#### Task to complete:
Filter the listing below for "have" and report every line that has it.

#### Provided material:
* * * * * * *

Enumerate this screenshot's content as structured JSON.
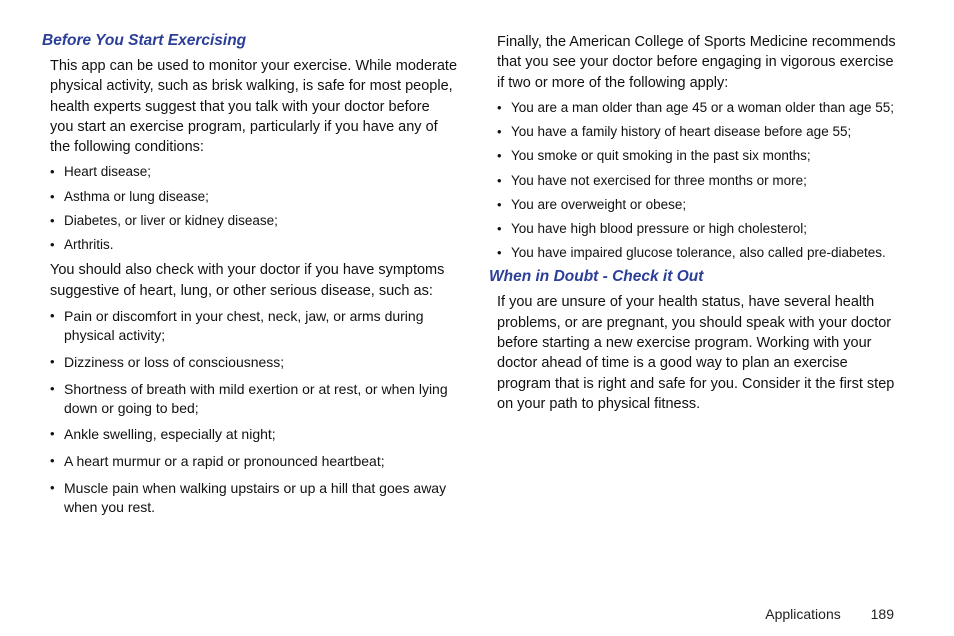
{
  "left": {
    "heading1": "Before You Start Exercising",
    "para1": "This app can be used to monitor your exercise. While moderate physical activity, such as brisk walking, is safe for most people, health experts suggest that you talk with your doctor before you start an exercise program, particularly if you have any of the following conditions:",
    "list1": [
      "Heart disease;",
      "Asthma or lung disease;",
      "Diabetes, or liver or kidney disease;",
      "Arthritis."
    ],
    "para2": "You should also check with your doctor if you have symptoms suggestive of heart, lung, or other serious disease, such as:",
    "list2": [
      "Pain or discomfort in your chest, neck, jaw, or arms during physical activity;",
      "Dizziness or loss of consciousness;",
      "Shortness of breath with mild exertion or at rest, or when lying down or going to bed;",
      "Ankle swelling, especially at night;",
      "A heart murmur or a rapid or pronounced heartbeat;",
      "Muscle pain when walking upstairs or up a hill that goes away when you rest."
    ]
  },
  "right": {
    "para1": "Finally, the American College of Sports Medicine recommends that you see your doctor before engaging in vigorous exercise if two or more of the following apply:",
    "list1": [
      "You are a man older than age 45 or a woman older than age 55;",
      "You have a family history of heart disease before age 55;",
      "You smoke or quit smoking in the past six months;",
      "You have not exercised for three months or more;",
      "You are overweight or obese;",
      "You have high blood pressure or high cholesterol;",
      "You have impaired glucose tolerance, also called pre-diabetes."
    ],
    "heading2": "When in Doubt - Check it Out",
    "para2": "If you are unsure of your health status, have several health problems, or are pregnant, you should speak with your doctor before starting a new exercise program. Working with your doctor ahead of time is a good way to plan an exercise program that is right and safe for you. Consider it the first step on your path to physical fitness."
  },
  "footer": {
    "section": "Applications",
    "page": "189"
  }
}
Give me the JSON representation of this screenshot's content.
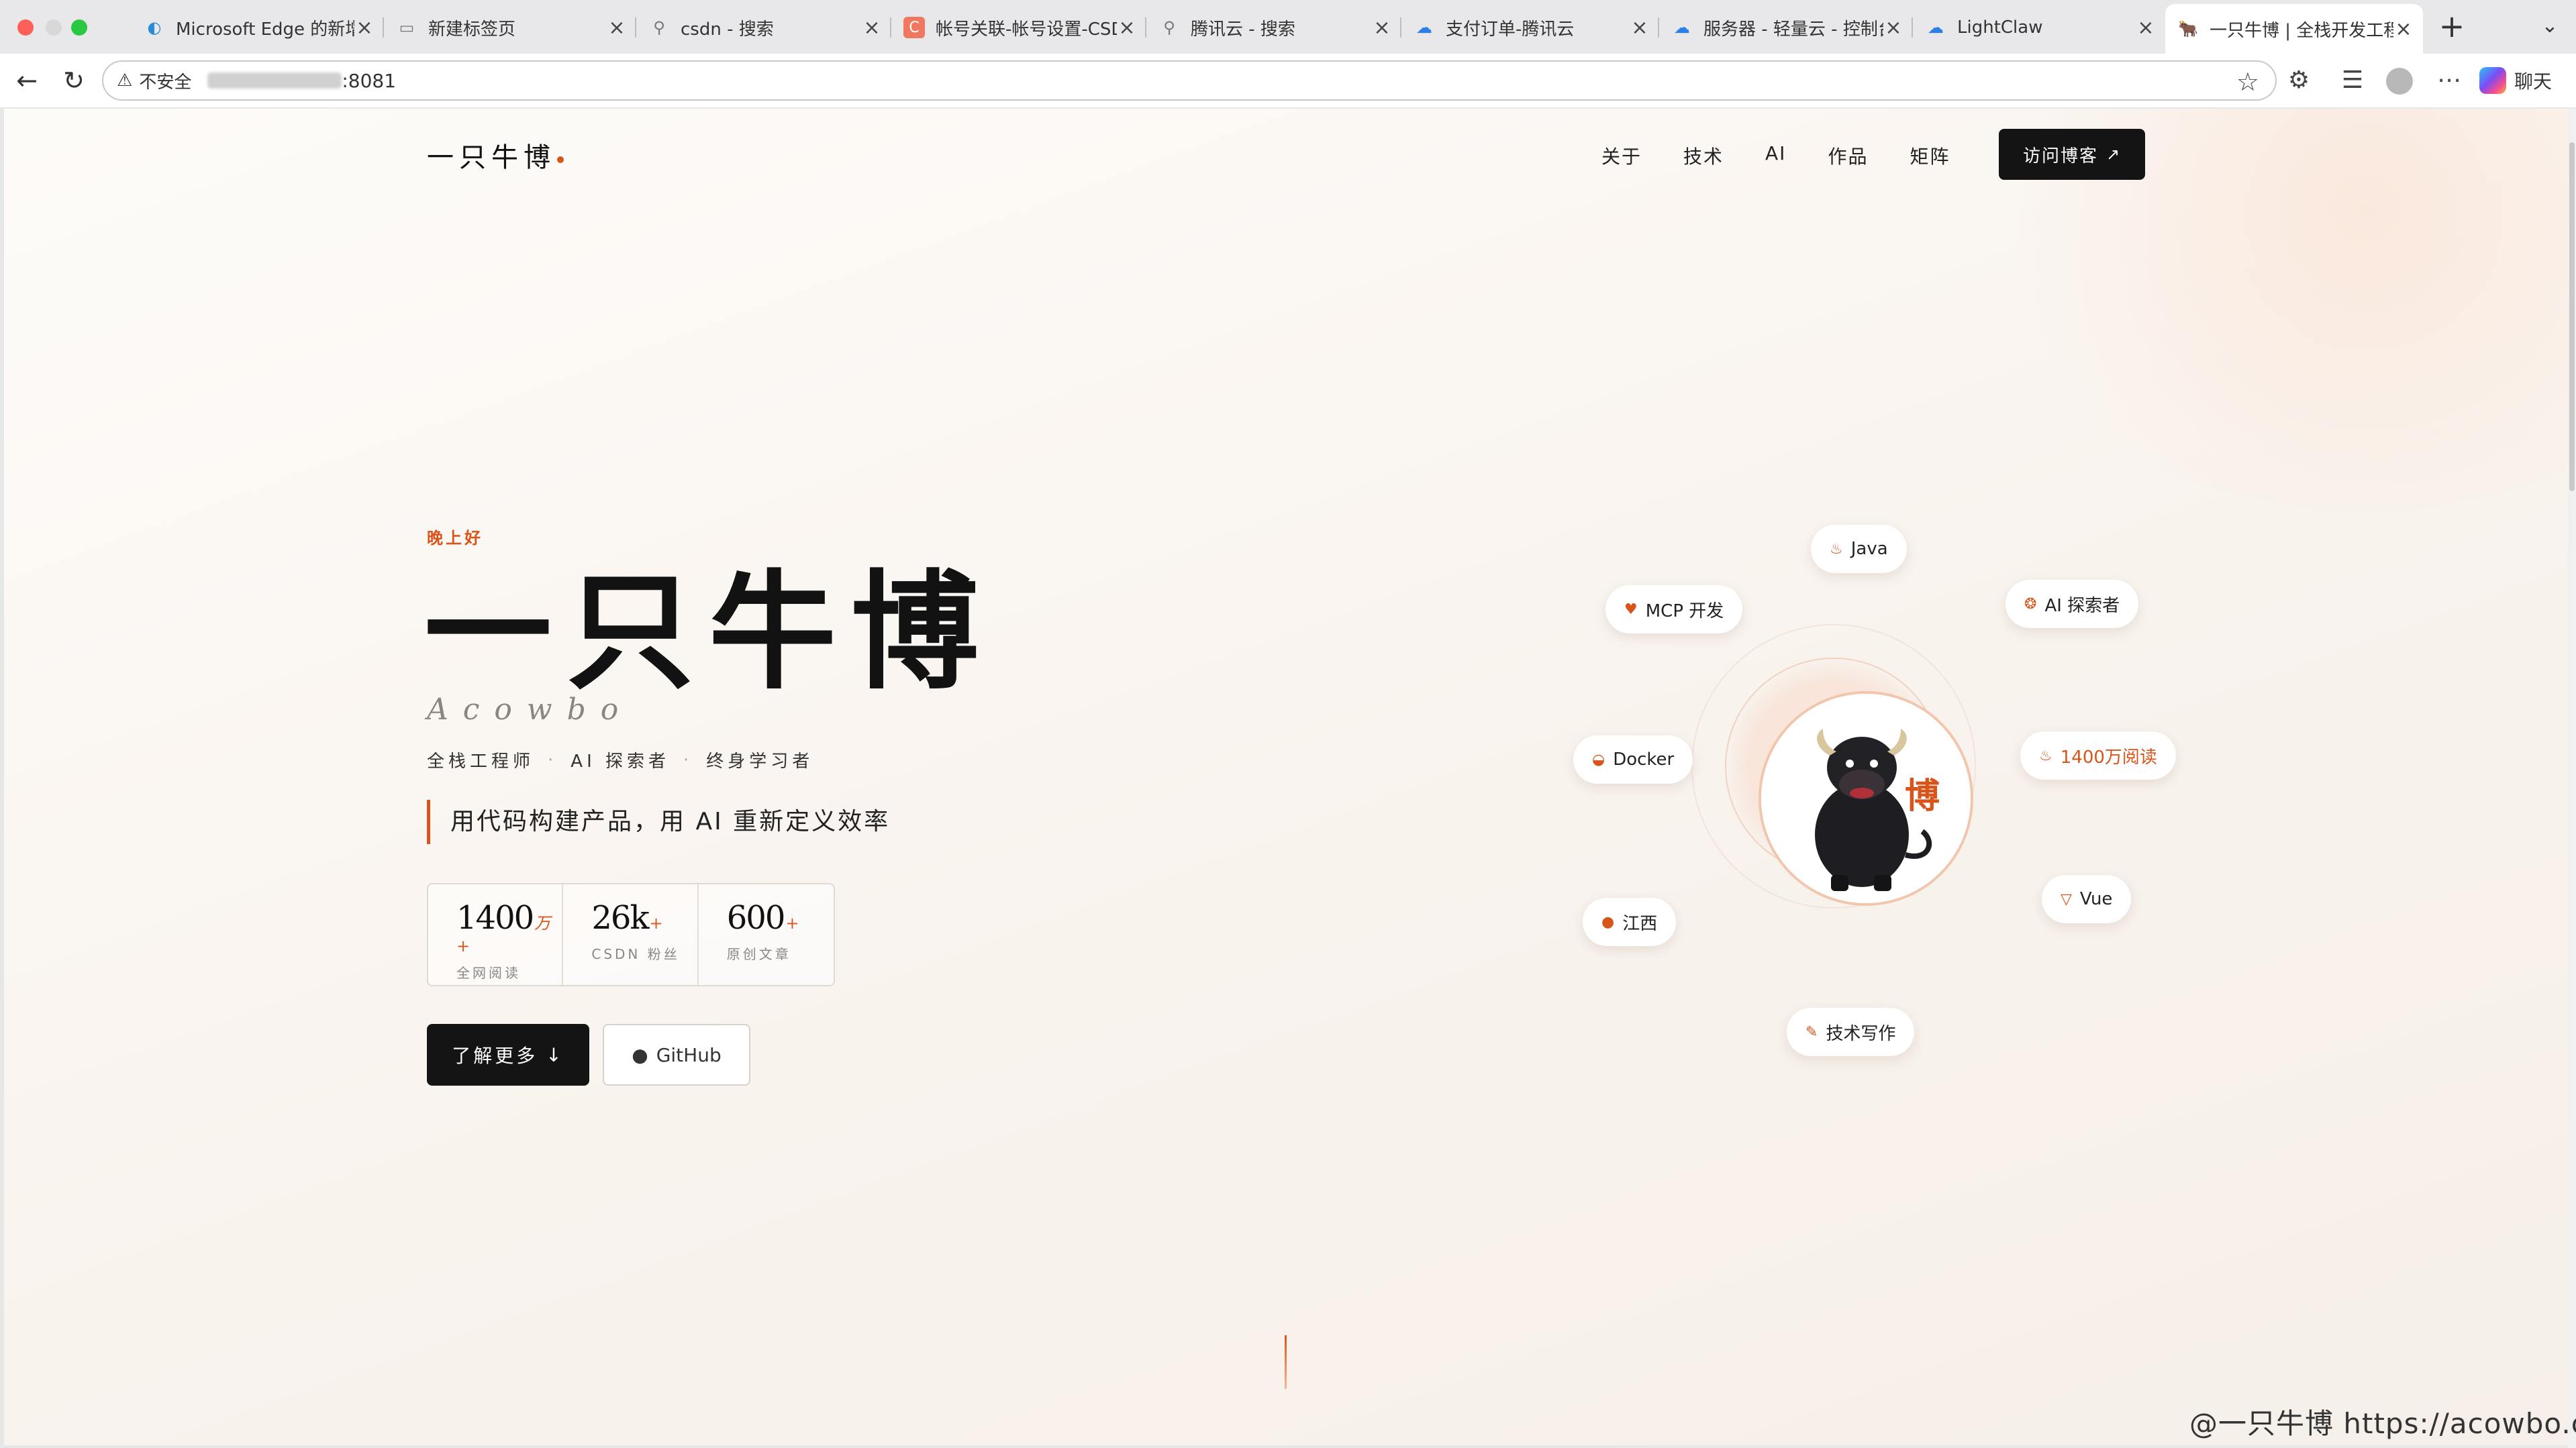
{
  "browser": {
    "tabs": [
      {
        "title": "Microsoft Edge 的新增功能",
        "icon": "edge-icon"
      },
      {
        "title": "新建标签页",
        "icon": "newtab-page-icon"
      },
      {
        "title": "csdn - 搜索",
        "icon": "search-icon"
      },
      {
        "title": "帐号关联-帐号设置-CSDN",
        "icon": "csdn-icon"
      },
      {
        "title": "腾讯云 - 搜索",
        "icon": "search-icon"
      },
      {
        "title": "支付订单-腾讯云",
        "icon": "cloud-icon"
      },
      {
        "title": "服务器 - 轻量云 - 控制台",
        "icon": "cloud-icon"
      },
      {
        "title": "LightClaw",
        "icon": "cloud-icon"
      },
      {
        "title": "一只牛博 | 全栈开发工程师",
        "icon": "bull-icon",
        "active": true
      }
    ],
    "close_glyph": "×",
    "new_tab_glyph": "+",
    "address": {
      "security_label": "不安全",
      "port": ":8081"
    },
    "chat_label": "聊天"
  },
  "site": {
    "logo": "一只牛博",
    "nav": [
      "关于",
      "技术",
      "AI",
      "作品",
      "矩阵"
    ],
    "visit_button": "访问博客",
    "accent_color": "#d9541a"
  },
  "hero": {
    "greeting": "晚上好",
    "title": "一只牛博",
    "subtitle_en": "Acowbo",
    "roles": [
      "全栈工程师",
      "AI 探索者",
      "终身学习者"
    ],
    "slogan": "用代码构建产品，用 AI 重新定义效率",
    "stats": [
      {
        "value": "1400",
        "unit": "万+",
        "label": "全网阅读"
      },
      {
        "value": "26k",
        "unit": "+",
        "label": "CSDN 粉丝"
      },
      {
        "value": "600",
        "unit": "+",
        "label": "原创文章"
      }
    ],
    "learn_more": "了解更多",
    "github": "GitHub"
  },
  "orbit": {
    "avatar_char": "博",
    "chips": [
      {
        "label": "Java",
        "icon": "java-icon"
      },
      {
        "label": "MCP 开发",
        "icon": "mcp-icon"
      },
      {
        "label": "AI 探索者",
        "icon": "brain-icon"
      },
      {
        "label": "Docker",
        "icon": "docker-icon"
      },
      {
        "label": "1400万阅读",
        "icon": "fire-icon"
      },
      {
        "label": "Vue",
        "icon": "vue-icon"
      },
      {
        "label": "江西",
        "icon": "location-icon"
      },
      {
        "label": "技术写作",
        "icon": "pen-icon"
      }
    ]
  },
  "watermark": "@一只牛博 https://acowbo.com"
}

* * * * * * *

#### Answer section:
    "para1": "This app can be used to monitor your exercise. While moderate physical activity, such as brisk walking, is safe for most people, health experts suggest that you talk with your doctor before you start an exercise program, particularly if you have any of the following conditions:",
    "para2": "You should also check with your doctor if you have symptoms suggestive of heart, lung, or other serious disease, such as:",
      "You have a family history of heart disease before age 55;",
      "You have not exercised for three months or more;",
      "You have high blood pressure or high cholesterol;",
      "You have impaired glucose tolerance, also called pre-diabetes."
    "para2": "If you are unsure of your health status, have several health problems, or are pregnant, you should speak with your doctor before starting a new exercise program. Working with your doctor ahead of time is a good way to plan an exercise program that is right and safe for you. Consider it the first step on your path to physical fitness."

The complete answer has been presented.